Progressive tire dealers should be developing service offerings above and beyond the familiar oil changes and spark plug replacements.
If they don't, their competitors certainly will.
There's nothing wrong with selling maintenance ``staples'' such as oil changes and spark plug replacements. But to hear many owners and managers explain it, the world of automotive maintenance ends right there. To the contrary, maintenance is a large menu of items, many of which the vehicle manufacturers either mandate or recommend.
I have been writing this column for nearly 17 years and this is neither the first nor the last time I'll discuss the virtues of selling maintenance more effectively. Regular Tire Business readers know that underselling maintenance is an old peeve of mine. But pet peeve or not, tire dealers and service shop operators wouldn't be crying the blues about quick-service specialists if they had done a stellar job of selling maintenance. The lousier the job you do promoting maintenance, the more opportunities you unintentionally create for the ``quickie-style'' competition.

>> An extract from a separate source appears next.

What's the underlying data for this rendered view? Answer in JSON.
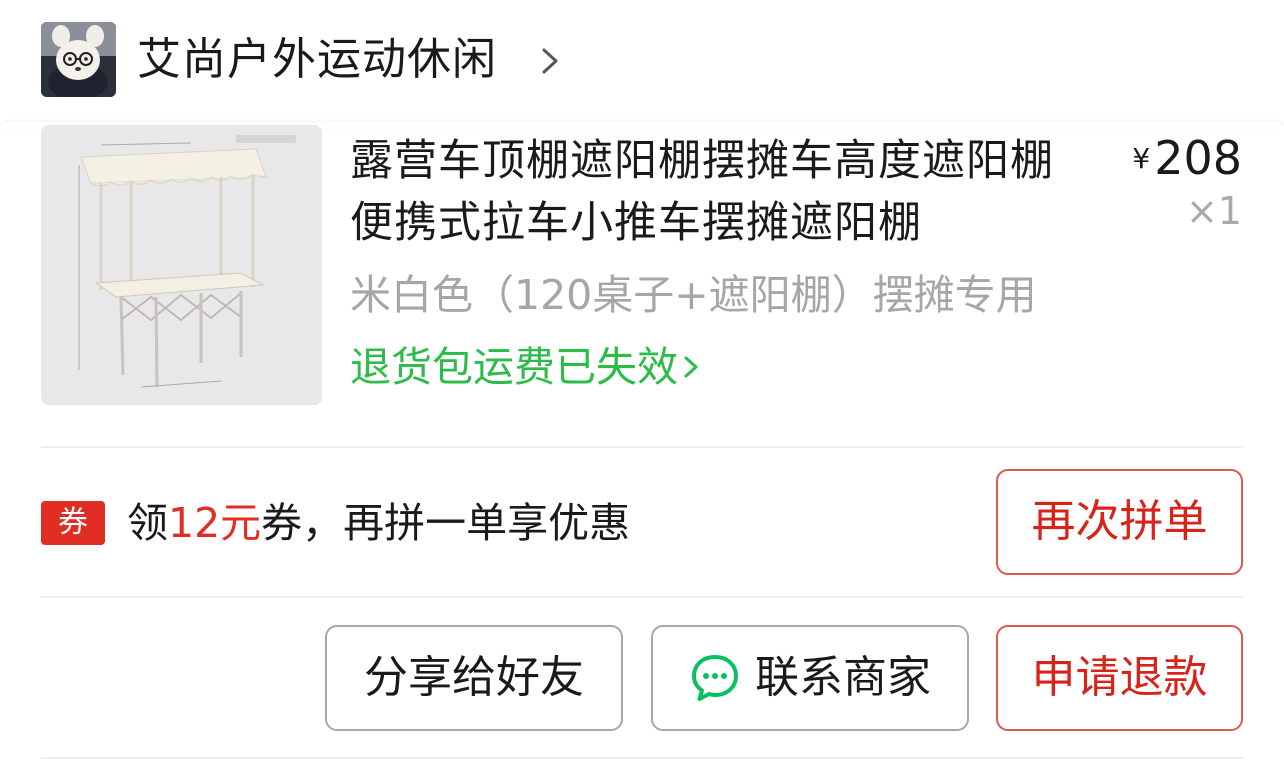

First, all service personnel should feel enthusiastic about selling maintenance because it's always a solid value for the motorist. After all, maintenance is the key to longevity and lower overall operating costs. This has to appeal to an element of the motoring public that is both perceptive as well as very cost-conscious.
For instance, most families have two wage earners because they need them. Plus, they often need two vehicles simply because the automobile is the only way to get to work. Children who work and/or go to school also may heighten concerns about the operating costs of the family fleet. Address these concerns by communicating the value of ongoing maintenance.
Second, there's no shortage of stress in the lives of your customers and prospective customers. I believe there's another undervalued benefit here. Ultimately, maintenance reduces stress by reducing worries about breakdowns and unpleasant surprises in vehicle ownership. Your service department can't eliminate ownership worries but it certainly can minimize those worries via ongoing maintenance. Pitch that concept.
Third, routine maintenance appears to be a nuisance and inconvenience to some motorists. However, maintenance always ends up being substantially less time, money and aggravation than the alternative.
Fourth, service personnel should appreciate maintenance procedures for mercenary reasons. There are a multitude of opportunities. Just consider these: fuel system cleaning; flushing the brake system with clean brake fluid; flushing and refilling the cooling system; replacing drive belts and hoses; replacing air and fuel filters; servicing the throttle housing; changing transmission fluid; replacing cabin air filters; and replacing timing belts and water pumps.
Experience shows that techs always have plenty to do and money to make when the service salespeople are selling maintenance effectively.
Fifth, everyone has to like maintenance simply because it's easier to schedule in the front end of the business and easier to predict the outcome back in the service bays. For example, certain diagnostic and troubleshooting jobs are difficult to schedule up front simply because it can be tough predicting the outcome.
Likewise, techs in the bays are often hard-pressed to estimate an outcome until they have completed the required electrical or hydraulic tests on a diagnostic assignment. Once they've completed a timing belt job or transmission service, they know exactly how long the job will take and what the outcome will be. There's a lot to be said for the confidence that predictability breeds in the bays.
Last but not least, don't underestimate the effectiveness of reviewing the owner's manual for the vehicle maker-mandated services. Doing so is the cheapest and easiest way I know to keep your bays busier than you ever imagined.